* _TASK DESCRIPTION_: Print all of the data exactly, with no line missing.

* _GIVEN INFORMATION_:
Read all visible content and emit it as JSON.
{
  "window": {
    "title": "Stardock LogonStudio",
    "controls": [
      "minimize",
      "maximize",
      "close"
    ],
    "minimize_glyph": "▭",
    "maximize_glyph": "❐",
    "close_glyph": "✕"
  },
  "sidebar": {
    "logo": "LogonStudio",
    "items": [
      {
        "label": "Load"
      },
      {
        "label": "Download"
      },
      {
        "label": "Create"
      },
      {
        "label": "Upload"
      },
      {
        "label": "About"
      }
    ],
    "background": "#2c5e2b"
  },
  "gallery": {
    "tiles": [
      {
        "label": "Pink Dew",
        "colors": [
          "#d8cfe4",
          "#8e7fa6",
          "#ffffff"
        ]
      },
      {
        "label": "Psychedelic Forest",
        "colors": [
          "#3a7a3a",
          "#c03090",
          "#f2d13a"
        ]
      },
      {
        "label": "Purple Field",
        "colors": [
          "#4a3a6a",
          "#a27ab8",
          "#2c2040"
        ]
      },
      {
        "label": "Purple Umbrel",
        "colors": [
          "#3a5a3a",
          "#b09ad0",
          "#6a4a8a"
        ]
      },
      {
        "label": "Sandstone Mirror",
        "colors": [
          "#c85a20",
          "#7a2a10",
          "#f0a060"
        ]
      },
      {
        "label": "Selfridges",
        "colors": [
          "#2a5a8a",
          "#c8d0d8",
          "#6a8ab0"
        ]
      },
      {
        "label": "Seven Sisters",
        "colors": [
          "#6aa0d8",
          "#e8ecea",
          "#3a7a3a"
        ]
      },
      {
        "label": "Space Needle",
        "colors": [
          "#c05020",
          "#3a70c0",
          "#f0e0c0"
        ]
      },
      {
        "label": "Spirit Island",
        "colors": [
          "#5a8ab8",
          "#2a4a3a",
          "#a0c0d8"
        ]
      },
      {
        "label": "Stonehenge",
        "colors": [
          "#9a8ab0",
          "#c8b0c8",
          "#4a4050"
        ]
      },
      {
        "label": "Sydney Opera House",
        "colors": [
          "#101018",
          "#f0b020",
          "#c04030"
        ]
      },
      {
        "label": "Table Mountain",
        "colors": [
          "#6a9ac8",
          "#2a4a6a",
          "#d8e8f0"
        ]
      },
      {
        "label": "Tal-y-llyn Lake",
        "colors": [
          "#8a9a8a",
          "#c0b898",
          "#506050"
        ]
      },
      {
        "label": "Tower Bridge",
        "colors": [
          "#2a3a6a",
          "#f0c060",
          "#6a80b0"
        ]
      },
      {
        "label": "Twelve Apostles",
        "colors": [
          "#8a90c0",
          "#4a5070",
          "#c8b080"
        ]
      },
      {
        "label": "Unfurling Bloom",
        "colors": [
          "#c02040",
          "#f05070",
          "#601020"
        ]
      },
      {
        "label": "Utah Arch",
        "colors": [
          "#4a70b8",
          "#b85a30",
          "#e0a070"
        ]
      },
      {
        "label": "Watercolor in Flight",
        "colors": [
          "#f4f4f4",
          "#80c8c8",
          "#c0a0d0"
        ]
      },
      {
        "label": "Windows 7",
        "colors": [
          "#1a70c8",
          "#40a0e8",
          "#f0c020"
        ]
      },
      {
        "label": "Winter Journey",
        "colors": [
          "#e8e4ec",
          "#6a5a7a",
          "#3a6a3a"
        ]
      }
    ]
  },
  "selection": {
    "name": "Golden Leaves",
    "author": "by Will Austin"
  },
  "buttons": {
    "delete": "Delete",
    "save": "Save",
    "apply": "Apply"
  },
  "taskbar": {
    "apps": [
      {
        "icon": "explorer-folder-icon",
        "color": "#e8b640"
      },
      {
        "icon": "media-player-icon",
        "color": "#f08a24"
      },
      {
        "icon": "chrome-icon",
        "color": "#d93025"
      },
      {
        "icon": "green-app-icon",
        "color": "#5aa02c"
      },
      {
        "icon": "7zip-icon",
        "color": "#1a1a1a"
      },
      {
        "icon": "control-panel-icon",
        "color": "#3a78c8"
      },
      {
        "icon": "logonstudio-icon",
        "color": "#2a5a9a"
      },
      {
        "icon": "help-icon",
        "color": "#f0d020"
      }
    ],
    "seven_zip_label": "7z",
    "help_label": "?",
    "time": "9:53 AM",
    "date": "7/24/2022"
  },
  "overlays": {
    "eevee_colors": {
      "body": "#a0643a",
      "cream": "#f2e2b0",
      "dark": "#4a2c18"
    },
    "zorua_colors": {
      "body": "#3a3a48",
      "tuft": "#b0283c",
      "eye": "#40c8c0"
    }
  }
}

* _RESPONSE_:
Read all visible content and emit it as JSON.
{
  "window": {
    "title": "Stardock LogonStudio",
    "controls": [
      "minimize",
      "maximize",
      "close"
    ],
    "minimize_glyph": "▭",
    "maximize_glyph": "❐",
    "close_glyph": "✕"
  },
  "sidebar": {
    "logo": "LogonStudio",
    "items": [
      {
        "label": "Load"
      },
      {
        "label": "Download"
      },
      {
        "label": "Create"
      },
      {
        "label": "Upload"
      },
      {
        "label": "About"
      }
    ],
    "background": "#2c5e2b"
  },
  "gallery": {
    "tiles": [
      {
        "label": "Pink Dew",
        "colors": [
          "#d8cfe4",
          "#8e7fa6",
          "#ffffff"
        ]
      },
      {
        "label": "Psychedelic Forest",
        "colors": [
          "#3a7a3a",
          "#c03090",
          "#f2d13a"
        ]
      },
      {
        "label": "Purple Field",
        "colors": [
          "#4a3a6a",
          "#a27ab8",
          "#2c2040"
        ]
      },
      {
        "label": "Purple Umbrel",
        "colors": [
          "#3a5a3a",
          "#b09ad0",
          "#6a4a8a"
        ]
      },
      {
        "label": "Sandstone Mirror",
        "colors": [
          "#c85a20",
          "#7a2a10",
          "#f0a060"
        ]
      },
      {
        "label": "Selfridges",
        "colors": [
          "#2a5a8a",
          "#c8d0d8",
          "#6a8ab0"
        ]
      },
      {
        "label": "Seven Sisters",
        "colors": [
          "#6aa0d8",
          "#e8ecea",
          "#3a7a3a"
        ]
      },
      {
        "label": "Space Needle",
        "colors": [
          "#c05020",
          "#3a70c0",
          "#f0e0c0"
        ]
      },
      {
        "label": "Spirit Island",
        "colors": [
          "#5a8ab8",
          "#2a4a3a",
          "#a0c0d8"
        ]
      },
      {
        "label": "Stonehenge",
        "colors": [
          "#9a8ab0",
          "#c8b0c8",
          "#4a4050"
        ]
      },
      {
        "label": "Sydney Opera House",
        "colors": [
          "#101018",
          "#f0b020",
          "#c04030"
        ]
      },
      {
        "label": "Table Mountain",
        "colors": [
          "#6a9ac8",
          "#2a4a6a",
          "#d8e8f0"
        ]
      },
      {
        "label": "Tal-y-llyn Lake",
        "colors": [
          "#8a9a8a",
          "#c0b898",
          "#506050"
        ]
      },
      {
        "label": "Tower Bridge",
        "colors": [
          "#2a3a6a",
          "#f0c060",
          "#6a80b0"
        ]
      },
      {
        "label": "Twelve Apostles",
        "colors": [
          "#8a90c0",
          "#4a5070",
          "#c8b080"
        ]
      },
      {
        "label": "Unfurling Bloom",
        "colors": [
          "#c02040",
          "#f05070",
          "#601020"
        ]
      },
      {
        "label": "Utah Arch",
        "colors": [
          "#4a70b8",
          "#b85a30",
          "#e0a070"
        ]
      },
      {
        "label": "Watercolor in Flight",
        "colors": [
          "#f4f4f4",
          "#80c8c8",
          "#c0a0d0"
        ]
      },
      {
        "label": "Windows 7",
        "colors": [
          "#1a70c8",
          "#40a0e8",
          "#f0c020"
        ]
      },
      {
        "label": "Winter Journey",
        "colors": [
          "#e8e4ec",
          "#6a5a7a",
          "#3a6a3a"
        ]
      }
    ]
  },
  "selection": {
    "name": "Golden Leaves",
    "author": "by Will Austin"
  },
  "buttons": {
    "delete": "Delete",
    "save": "Save",
    "apply": "Apply"
  },
  "taskbar": {
    "apps": [
      {
        "icon": "explorer-folder-icon",
        "color": "#e8b640"
      },
      {
        "icon": "media-player-icon",
        "color": "#f08a24"
      },
      {
        "icon": "chrome-icon",
        "color": "#d93025"
      },
      {
        "icon": "green-app-icon",
        "color": "#5aa02c"
      },
      {
        "icon": "7zip-icon",
        "color": "#1a1a1a"
      },
      {
        "icon": "control-panel-icon",
        "color": "#3a78c8"
      },
      {
        "icon": "logonstudio-icon",
        "color": "#2a5a9a"
      },
      {
        "icon": "help-icon",
        "color": "#f0d020"
      }
    ],
    "seven_zip_label": "7z",
    "help_label": "?",
    "time": "9:53 AM",
    "date": "7/24/2022"
  },
  "overlays": {
    "eevee_colors": {
      "body": "#a0643a",
      "cream": "#f2e2b0",
      "dark": "#4a2c18"
    },
    "zorua_colors": {
      "body": "#3a3a48",
      "tuft": "#b0283c",
      "eye": "#40c8c0"
    }
  }
}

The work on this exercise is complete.